The man responsible for the invention of the electric chair was a dentist named Dr. Albert Southwick. He came up with the idea after hearing a coroner's report on the death of a 30-year-old drunken dockworker named George Smith in Buffalo, New York, nine years before that fateful first electric execution. Smith's unwitting demise would go on to revolutionize how the United States carried out the death penalty in the age of electricity. 

The unfortunate accident that led to the invention of the electric chair

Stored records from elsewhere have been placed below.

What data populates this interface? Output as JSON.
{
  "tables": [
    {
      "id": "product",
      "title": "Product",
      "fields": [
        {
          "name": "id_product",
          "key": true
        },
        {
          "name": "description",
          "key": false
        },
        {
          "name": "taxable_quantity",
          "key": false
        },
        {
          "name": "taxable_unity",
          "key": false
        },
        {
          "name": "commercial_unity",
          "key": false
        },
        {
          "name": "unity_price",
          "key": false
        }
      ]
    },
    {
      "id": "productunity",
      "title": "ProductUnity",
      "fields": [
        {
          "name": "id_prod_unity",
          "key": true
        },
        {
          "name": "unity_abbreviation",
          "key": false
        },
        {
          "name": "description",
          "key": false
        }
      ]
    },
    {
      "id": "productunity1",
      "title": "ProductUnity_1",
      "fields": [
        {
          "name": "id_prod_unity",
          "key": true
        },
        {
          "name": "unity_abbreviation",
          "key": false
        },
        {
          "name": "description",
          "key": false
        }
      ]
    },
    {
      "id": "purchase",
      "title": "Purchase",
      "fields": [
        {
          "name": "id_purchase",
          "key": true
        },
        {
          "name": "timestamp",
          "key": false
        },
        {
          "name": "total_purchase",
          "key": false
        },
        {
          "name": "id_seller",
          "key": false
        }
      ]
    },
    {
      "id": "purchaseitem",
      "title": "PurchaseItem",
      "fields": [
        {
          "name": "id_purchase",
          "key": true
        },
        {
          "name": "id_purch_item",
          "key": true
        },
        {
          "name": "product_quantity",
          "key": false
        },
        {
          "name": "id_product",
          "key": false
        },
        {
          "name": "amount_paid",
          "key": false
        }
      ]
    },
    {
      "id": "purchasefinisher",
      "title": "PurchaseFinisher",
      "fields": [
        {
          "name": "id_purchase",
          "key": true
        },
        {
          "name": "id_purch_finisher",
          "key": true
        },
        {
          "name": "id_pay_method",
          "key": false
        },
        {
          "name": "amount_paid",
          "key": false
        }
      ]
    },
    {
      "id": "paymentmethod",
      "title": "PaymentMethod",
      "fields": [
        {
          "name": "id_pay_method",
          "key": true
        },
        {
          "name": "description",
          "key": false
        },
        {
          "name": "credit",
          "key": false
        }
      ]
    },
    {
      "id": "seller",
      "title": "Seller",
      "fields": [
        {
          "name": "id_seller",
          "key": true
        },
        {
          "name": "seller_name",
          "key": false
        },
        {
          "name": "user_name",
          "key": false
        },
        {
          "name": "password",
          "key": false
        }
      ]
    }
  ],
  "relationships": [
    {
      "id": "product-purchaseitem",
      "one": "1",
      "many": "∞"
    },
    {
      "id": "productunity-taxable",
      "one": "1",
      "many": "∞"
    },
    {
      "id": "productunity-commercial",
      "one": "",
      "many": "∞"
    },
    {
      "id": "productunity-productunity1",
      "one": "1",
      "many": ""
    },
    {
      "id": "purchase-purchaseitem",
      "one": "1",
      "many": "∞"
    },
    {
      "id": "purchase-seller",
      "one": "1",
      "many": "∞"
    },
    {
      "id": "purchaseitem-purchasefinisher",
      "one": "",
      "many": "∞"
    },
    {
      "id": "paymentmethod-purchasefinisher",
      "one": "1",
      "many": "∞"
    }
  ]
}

Author Craig Brandon recounts Smith's unfortunate interaction with this newfangled thing called electricity in his 1999 book "The Electric Chair: An Unnatural American History." Just after 10 p.m. on the night of August 7, 1881, a tipsy Smith decided to have a little fun at the Brush Electric Light Company. Buffalo was one of the first cities in the world to light up its night skies with high voltage arc streetlights, and the Brush plant proudly displayed a 4,800-pound generator just inside the front door of its lobby. People had found that if they held the railing around the generator and then joined hands, they could feel the electric current running through their bodies. Technicians at Brush obviously discouraged such activity, so people had to do it while they weren't looking.

Smith snuck into the plant and tried to have a little fun, but was run off at first. He managed to make it back in and place a hand on the generator. He didn't feel anything. Then he put his other hand on it and his body went rigid. Technicians tried to pull him off the generator, but his hands were stuck to it. They had to turn it off before they could pull him free. Dr. Southwick got the idea of execution by electricity when he heard the coroner state that Smith had died painlessly, and the United States has executed over 4,000 people using the electric chair since.